CD4 Color Film Developer
This may (or may not) be of interest to someone out there that has on hand the basic chemicals needed for mixing up C41 color developer. This formula came about because of having tried Dignanís split C41 and then having left over chemicals (and curiosity). Toying with Dignanís recipe led me to searching the web for any C41 information I could find written by PE.
All the C41 information I could find posted by PE was very helpful and I really appreciate his contributions, just as I do everyoneís. Iíve found that without a doubt that he is correct in his assertion that the best C41 processing is done with the chemicals and procedures specified by Kodak. No surprise.
However, Iíve stirred up a mix that is at this point in time satisfactory for at least 2 color films, and Iím working to nail down the mix for the remainder. Iím putting this online now because it is time consuming to determine what mix works for each film, and I thought that perhaps if someone else had interest that they might work on a film of choice to them, and share with us all any success that they might have. The two films that Iíve found the Ďmixí for at this time are Fuji Superia 200, and Kodak Gold 400. Iím very close on Fuji Superia 400 and 800. It could be that what Iíve found to work for the Fuji 200 and the Kodak 400 would be satisfactory for XP2 and for the Kodak BW400CN, but Iíve not tried them.
The main variables that are changed for each type of film are the amounts of potassium bromide and potassium iodide. Wrong amounts of the bromide and iodide will cause color casts(usually yellowish), small to large, depending on the amount of error in the chemicals. Changing the amount of CD4 and/or potassium carbonate as well as the time in developing will change the contrast and/or density. In all my tests, I only used Ďsnipsí of a couple of frames in order to conserve film.
You will need sodium sulfite, CD4, 10% potassium bromide solution, 1% potassium iodide solution, potassium carbonate, and water. Very, very helpful to me are a stainless steel set of four fractional teaspoon measures. I got them from a kitchen specialty shop, they are labeled something like a Ďpinch, dash, smidgen, or dropí and they are actually quite close to being 1/8, 1/16, 1/32, and 1/64 teaspoon.

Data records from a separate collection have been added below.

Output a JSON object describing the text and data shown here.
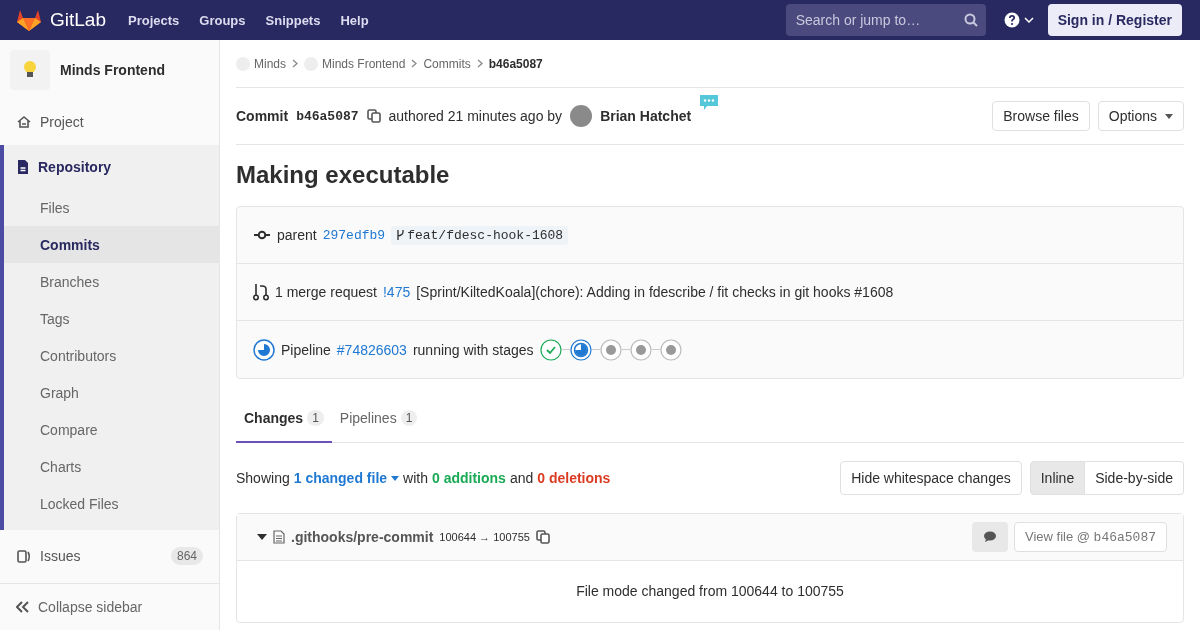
{
  "navbar": {
    "brand": "GitLab",
    "links": [
      "Projects",
      "Groups",
      "Snippets",
      "Help"
    ],
    "search": {
      "placeholder": "Search or jump to…"
    },
    "sign_in": "Sign in / Register"
  },
  "sidebar": {
    "project": "Minds Frontend",
    "items": [
      {
        "kind": "link",
        "label": "Project",
        "selected": false
      },
      {
        "kind": "section",
        "label": "Repository",
        "selected": true,
        "children": [
          {
            "label": "Files",
            "selected": false
          },
          {
            "label": "Commits",
            "selected": true
          },
          {
            "label": "Branches",
            "selected": false
          },
          {
            "label": "Tags",
            "selected": false
          },
          {
            "label": "Contributors",
            "selected": false
          },
          {
            "label": "Graph",
            "selected": false
          },
          {
            "label": "Compare",
            "selected": false
          },
          {
            "label": "Charts",
            "selected": false
          },
          {
            "label": "Locked Files",
            "selected": false
          }
        ]
      },
      {
        "kind": "link",
        "label": "Issues",
        "count": "864",
        "selected": false
      }
    ],
    "collapse": "Collapse sidebar"
  },
  "breadcrumbs": [
    {
      "label": "Minds",
      "kind": "project"
    },
    {
      "label": "Minds Frontend",
      "kind": "project"
    },
    {
      "label": "Commits",
      "kind": "page"
    },
    {
      "label": "b46a5087",
      "kind": "page"
    }
  ],
  "commit": {
    "label": "Commit",
    "sha": "b46a5087",
    "authored": "authored 21 minutes ago by",
    "author": "Brian Hatchet",
    "buttons": [
      "Browse files",
      "Options"
    ],
    "title": "Making executable"
  },
  "info": {
    "parent": {
      "label": "parent",
      "sha": "297edfb9",
      "branch": "feat/fdesc-hook-1608"
    },
    "merge_request": {
      "label": "1 merge request",
      "ref": "!475",
      "title": "[Sprint/KiltedKoala](chore): Adding in fdescribe / fit checks in git hooks #1608"
    },
    "pipeline": {
      "label": "Pipeline",
      "ref": "#74826603",
      "status_text": "running with stages",
      "stages": [
        {
          "kind": "success"
        },
        {
          "kind": "running"
        },
        {
          "kind": "created"
        },
        {
          "kind": "created"
        },
        {
          "kind": "created"
        }
      ]
    }
  },
  "tabs": [
    {
      "label": "Changes",
      "count": "1",
      "selected": true
    },
    {
      "label": "Pipelines",
      "count": "1",
      "selected": false
    }
  ],
  "summary": {
    "showing": "Showing",
    "files": "1 changed file",
    "with": "with",
    "additions": "0 additions",
    "and": "and",
    "deletions": "0 deletions"
  },
  "whitespace_button": "Hide whitespace changes",
  "view_modes": [
    {
      "label": "Inline",
      "selected": true
    },
    {
      "label": "Side-by-side",
      "selected": false
    }
  ],
  "file": {
    "expanded": true,
    "path": ".githooks/pre-commit",
    "mode": "100644 → 100755",
    "view_button": "View file @ ",
    "view_sha": "b46a5087",
    "message": "File mode changed from 100644 to 100755"
  }
}
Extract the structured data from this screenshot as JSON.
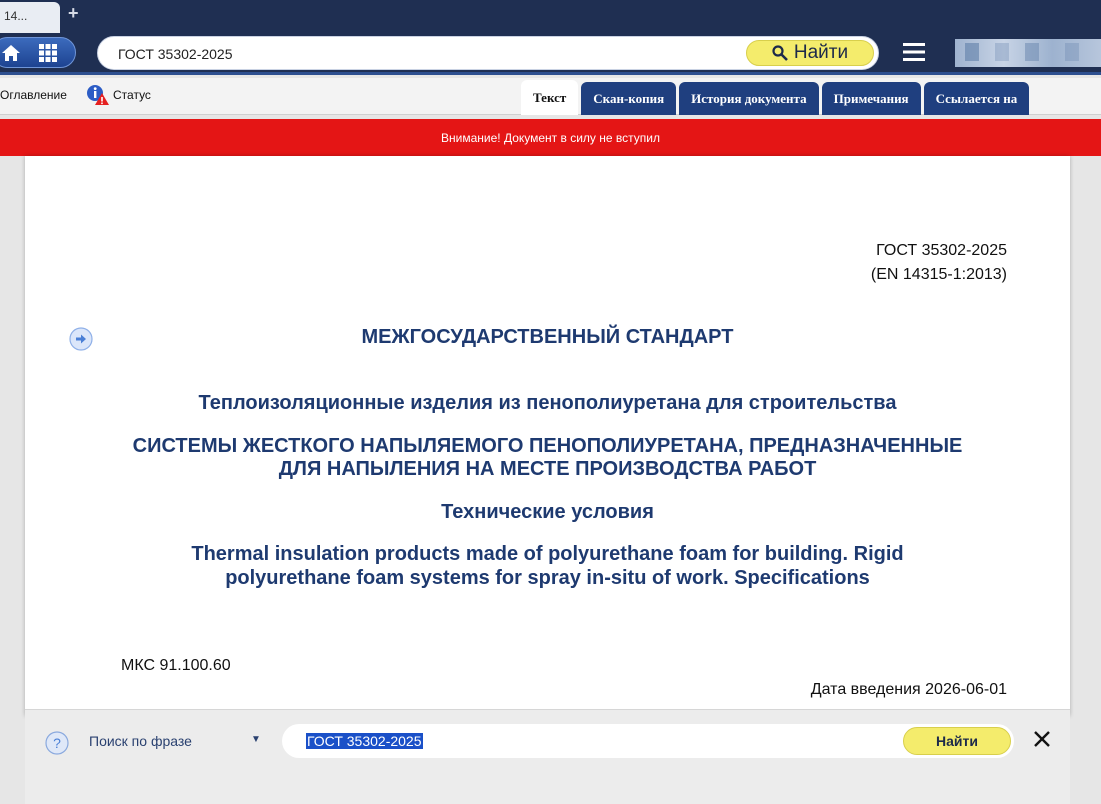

The formula used for Fuji Superia 200 and Kodak Gold 400:
Water 500ml @ approx 112 degrees
Sodium Sulfite (A) .5 grams (approx 1/8 tsp)
CD4 .35 grams (approx 1/8 tsp)
Potassium Iodide 1.8 milligrams
Potassium Bromide .25 grams
Potassium Carbonate (A) 4 grams (approx 2/3 tsp)
You need to have everything ready in order to get it into the water quickly. There is no water bath! Just be sure you have water at 112 degrees F (within a degree or two) when you begin to add the chemicals. Iím sure that most of you will be working in a room that is somewhere near 72 degrees F and the ambient temperature will drop the temperature of the developer quite a bit during development but that is ok. If your area is really cool, you may not be as successful with this method.
So, with film loaded in the tank and ready, and with 112 degree F water in a container, quickly add and stir each chemical in order. The mix will clear quickly after the potassium carbonate is added and stirred. Pour it into the tank, and AGITATE GENTLY AND CONTINUOUSLY FOR 8 MINUTES. Pour out(discard) the developer, pour in the C41 bleach(which is @ room temperature) and bleach for 10 minutes. Empty the bleach back into its container and wash the film for 5 minutes. Empty the water, pour in the C41 fixer(@ room temperature) and fix for 10 minutes. Empty the fixer back into its container. Wash the film for 5 minutes, then stabilize and dry.